- [Problem] In your answer, repeat each line of the data exactly.

*** Opening Entries supplied ***

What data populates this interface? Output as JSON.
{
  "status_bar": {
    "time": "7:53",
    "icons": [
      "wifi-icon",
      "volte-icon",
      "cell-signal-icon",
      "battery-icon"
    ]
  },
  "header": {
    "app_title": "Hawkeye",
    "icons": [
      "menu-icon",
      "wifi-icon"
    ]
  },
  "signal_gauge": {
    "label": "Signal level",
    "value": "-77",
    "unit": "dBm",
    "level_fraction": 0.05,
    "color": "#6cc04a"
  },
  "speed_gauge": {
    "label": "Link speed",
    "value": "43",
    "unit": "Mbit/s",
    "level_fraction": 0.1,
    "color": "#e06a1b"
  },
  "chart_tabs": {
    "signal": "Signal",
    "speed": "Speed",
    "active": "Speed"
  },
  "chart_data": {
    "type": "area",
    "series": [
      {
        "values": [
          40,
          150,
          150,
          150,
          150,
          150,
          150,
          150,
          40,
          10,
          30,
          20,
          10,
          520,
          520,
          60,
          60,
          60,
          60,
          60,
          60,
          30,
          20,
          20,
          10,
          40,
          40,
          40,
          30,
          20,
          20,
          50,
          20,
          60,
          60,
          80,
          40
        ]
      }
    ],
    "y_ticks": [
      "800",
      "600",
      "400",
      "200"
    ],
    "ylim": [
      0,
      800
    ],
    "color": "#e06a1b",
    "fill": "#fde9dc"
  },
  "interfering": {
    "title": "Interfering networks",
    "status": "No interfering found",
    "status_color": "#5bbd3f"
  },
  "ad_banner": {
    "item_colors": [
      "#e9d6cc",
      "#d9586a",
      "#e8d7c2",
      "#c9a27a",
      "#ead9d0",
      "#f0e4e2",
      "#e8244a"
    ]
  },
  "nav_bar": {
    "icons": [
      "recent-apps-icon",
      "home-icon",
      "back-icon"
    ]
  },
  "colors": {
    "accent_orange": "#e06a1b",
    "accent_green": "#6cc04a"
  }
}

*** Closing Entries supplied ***

- [Task response]
What data populates this interface? Output as JSON.
{
  "status_bar": {
    "time": "7:53",
    "icons": [
      "wifi-icon",
      "volte-icon",
      "cell-signal-icon",
      "battery-icon"
    ]
  },
  "header": {
    "app_title": "Hawkeye",
    "icons": [
      "menu-icon",
      "wifi-icon"
    ]
  },
  "signal_gauge": {
    "label": "Signal level",
    "value": "-77",
    "unit": "dBm",
    "level_fraction": 0.05,
    "color": "#6cc04a"
  },
  "speed_gauge": {
    "label": "Link speed",
    "value": "43",
    "unit": "Mbit/s",
    "level_fraction": 0.1,
    "color": "#e06a1b"
  },
  "chart_tabs": {
    "signal": "Signal",
    "speed": "Speed",
    "active": "Speed"
  },
  "chart_data": {
    "type": "area",
    "series": [
      {
        "values": [
          40,
          150,
          150,
          150,
          150,
          150,
          150,
          150,
          40,
          10,
          30,
          20,
          10,
          520,
          520,
          60,
          60,
          60,
          60,
          60,
          60,
          30,
          20,
          20,
          10,
          40,
          40,
          40,
          30,
          20,
          20,
          50,
          20,
          60,
          60,
          80,
          40
        ]
      }
    ],
    "y_ticks": [
      "800",
      "600",
      "400",
      "200"
    ],
    "ylim": [
      0,
      800
    ],
    "color": "#e06a1b",
    "fill": "#fde9dc"
  },
  "interfering": {
    "title": "Interfering networks",
    "status": "No interfering found",
    "status_color": "#5bbd3f"
  },
  "ad_banner": {
    "item_colors": [
      "#e9d6cc",
      "#d9586a",
      "#e8d7c2",
      "#c9a27a",
      "#ead9d0",
      "#f0e4e2",
      "#e8244a"
    ]
  },
  "nav_bar": {
    "icons": [
      "recent-apps-icon",
      "home-icon",
      "back-icon"
    ]
  },
  "colors": {
    "accent_orange": "#e06a1b",
    "accent_green": "#6cc04a"
  }
}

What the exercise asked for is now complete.